Having back pain while sexually active is more common than many people think, but it’s often something that patients don’t talk about. When this happens, it can make sex more difficult and cause frustration for both partners.
Fortunately, there are some things you can do to reduce your pain and keep you and your partner happy.
During sex, a woman’s pelvic movements can be more or less stressful on the back depending on her position and the position of the man. Some sex positions increase spinal flexion (bending forward), which can aggravate back pain, while others decrease flexion or arching and may therefore relieve back pain.
Hormonal changes during sex can also trigger back pain in women. The sex hormone oxytocin can cause uterine contractions that cause pain in the lower back, especially if the uterus is tilted backwards. This type of pain is more common during menstruation, but can also occur during non-menstrual periods as well.

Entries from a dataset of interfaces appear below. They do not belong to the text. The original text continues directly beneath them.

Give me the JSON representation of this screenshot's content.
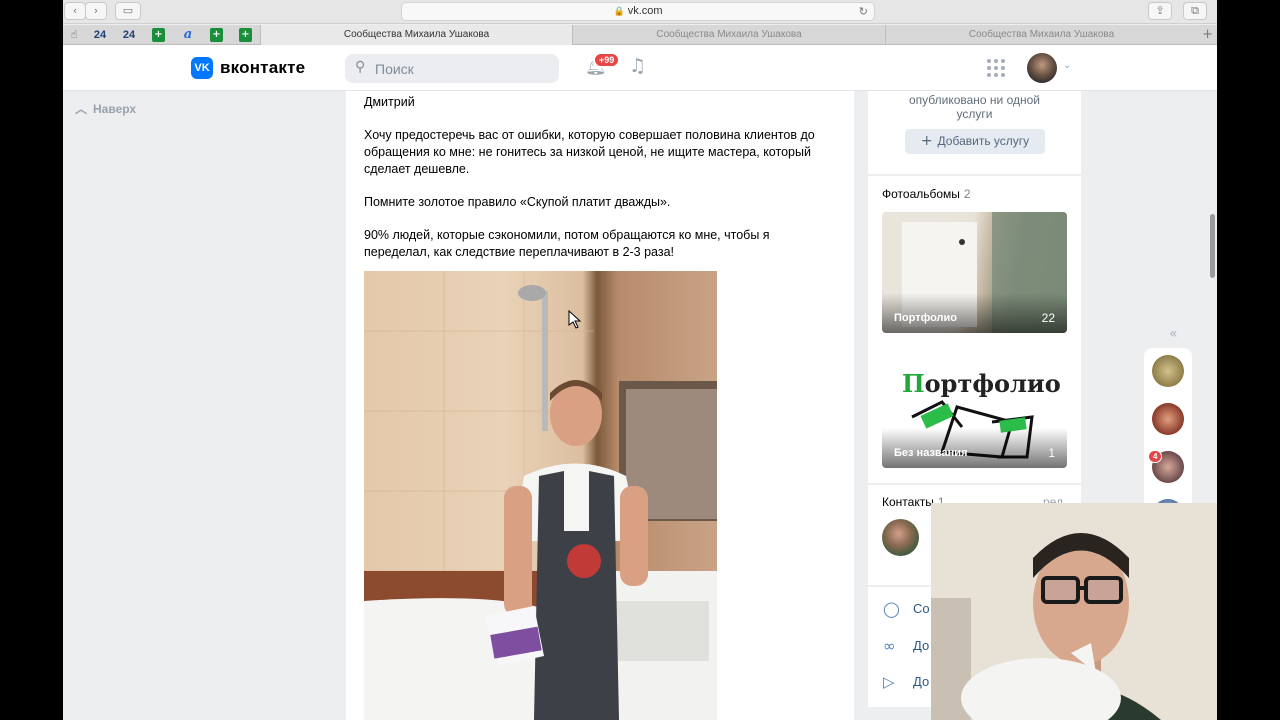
{
  "browser": {
    "url": "vk.com",
    "tabs": [
      "Сообщества Михаила Ушакова",
      "Сообщества Михаила Ушакова",
      "Сообщества Михаила Ушакова"
    ],
    "favorites": [
      "24",
      "24"
    ]
  },
  "header": {
    "logo_text": "вконтакте",
    "logo_mark": "VK",
    "search_placeholder": "Поиск",
    "notifications_badge": "+99"
  },
  "left": {
    "up_label": "Наверх"
  },
  "post": {
    "author": "Дмитрий",
    "paragraphs": [
      "Хочу предостеречь вас от ошибки, которую совершает половина клиентов до обращения ко мне: не гонитесь за низкой ценой, не ищите мастера, который сделает дешевле.",
      "Помните золотое правило «Скупой платит дважды».",
      "90% людей, которые сэкономили, потом обращаются ко мне, чтобы я переделал, как следствие переплачивают в 2-3 раза!"
    ]
  },
  "services": {
    "text_line1": "опубликовано ни одной",
    "text_line2": "услуги",
    "add_button": "Добавить услугу"
  },
  "albums": {
    "title": "Фотоальбомы",
    "count": "2",
    "items": [
      {
        "label": "Портфолио",
        "count": "22"
      },
      {
        "label": "Без названия",
        "count": "1",
        "cover_text": "Портфолио"
      }
    ]
  },
  "contacts": {
    "title": "Контакты",
    "count": "1",
    "edit": "ред."
  },
  "cut_links": [
    "Со",
    "До",
    "До"
  ],
  "rail": {
    "badges": [
      "4"
    ]
  },
  "icons": {
    "back": "chevron-left-icon",
    "forward": "chevron-right-icon",
    "sidebar": "sidebar-icon",
    "lock": "lock-icon",
    "reload": "reload-icon",
    "share": "share-icon",
    "tabs": "tabs-icon",
    "search": "search-icon",
    "bell": "bell-icon",
    "music": "music-note-icon",
    "apps": "apps-grid-icon"
  },
  "colors": {
    "vk_blue": "#0077ff",
    "badge_red": "#e64646",
    "link": "#2a5885",
    "page_bg": "#edeef0"
  }
}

Sometimes, pain from genital activity can be a sign of sexually transmitted diseases or pelvic conditions such as endometriosis or pelvic inflammatory disease. In these cases, pain during sex will be accompanied by symptoms such as painful urination and vaginal discharge.
If a person has back pain and tries to have sex, she should be open and honest with her partner about it. She should also be sure to limit her sexual activity to a safe level of intensity, and try to avoid positions that are known to aggravate her back pain. If she continues to experience back pain after sex, it is best to consult with a physician for advice. It is important to note that pain during sex should never be ignored as it can cause problems in the sexual relationship and erode trust.
Back pain can make sexual activity uncomfortable, and for some people it may even cause them to stop having sex altogether. This can have a negative effect on a couple’s relationship. Couples should learn to communicate about their sex needs and try new positions until they find ones that work for both of them. Having open communication will help to reduce tension and prevent the problems that can arise from miscommunication.
In some cases, lower back pain after sex can be a sign of an underlying medical problem. For instance, females with pelvic inflammatory disease may experience lower back pain during sex because of a bacterial infection in their reproductive organs. This condition can cause painful urination and vaginal discharge, as well as other symptoms such as pain in the abdomen, groin area, or lower legs.
Pregnancy can also lead to back pain because of the way that it changes a woman’s posture. This puts extra strain on the back and can contribute to the development of herniated discs. Pregnant women should be sure to talk with their doctors about the risks of back pain during sex and about the positions that may be best for them. In some cases, the doctor may be able to recommend medications that will help alleviate the pain. In other cases, the doctor might suggest some exercises that can help relieve the pain.
A woman experiencing pain during sexual activity should visit a gynecologist to rule out pelvic issues such as endometriosis or pelvic inflammatory disease. She should also seek a diagnosis if the back pain persists or gets worse, as this could indicate a medical problem like a herniated disc.
Physical therapy can help relieve pain from sex-related back issues. The goal of the therapy is to strengthen core muscles and improve posture. This can reduce the strain on the lower back muscles, allowing women to have sexual experiences without putting excessive pressure on their backs.
Over-the-counter pain medication can provide short-term relief. Taking nonsteroidal anti-inflammatory drugs such as ibuprofen can reduce pain and inflammation, as well as increase flexibility in the lumbar spine. If the pain persists, a doctor may prescribe stronger prescription pain medications or perform a spinal manipulation to improve spinal alignment and reduce pain.
Talking openly about sex and back pain can make the experience more enjoyable for both partners. A woman should explain her back pain to her partner and suggest positions that might be less taxing on the spine, such as a missionary position where she keeps her knees bent. A man should also be open to changing long-standing sexual positions in order to find a comfortable alternative that does not trigger back pain.
People with back pain should try sex positions that place less strain on the spine. A physical therapist can suggest suitable positions. Taking a hot shower and taking an over the counter pain reliever before sexual activity can also help reduce muscle spasms that can increase back strain. It is important to communicate with your partner and try different positions to find the one that is most comfortable for both of you.
It is a myth that lower back pain after sex is always a sign of a serious medical condition. It can be caused by simple muscular strain or an underlying condition such as endometriosis or pelvic inflammatory disease. In such cases, a doctor can perform a pelvic exam and prescribe appropriate treatment.
Sometimes pain after sex may be caused by bacteria forced up into a woman’s urinary tract and result in a urinary tract infection (UTI). These infections can cause a lot of pain, especially on passing urine, so it is important to see a doctor for treatment as soon as possible.
Sexually transmitted diseases such as herpes and genital warts can also cause back pain in women. These conditions can be prevented by practicing safe sex. Sexually transmitted infections are preventable by using condoms, avoiding unprotected sex and practicing good hygiene. In addition, a person can take anti-inflammatory medications to ease the pain.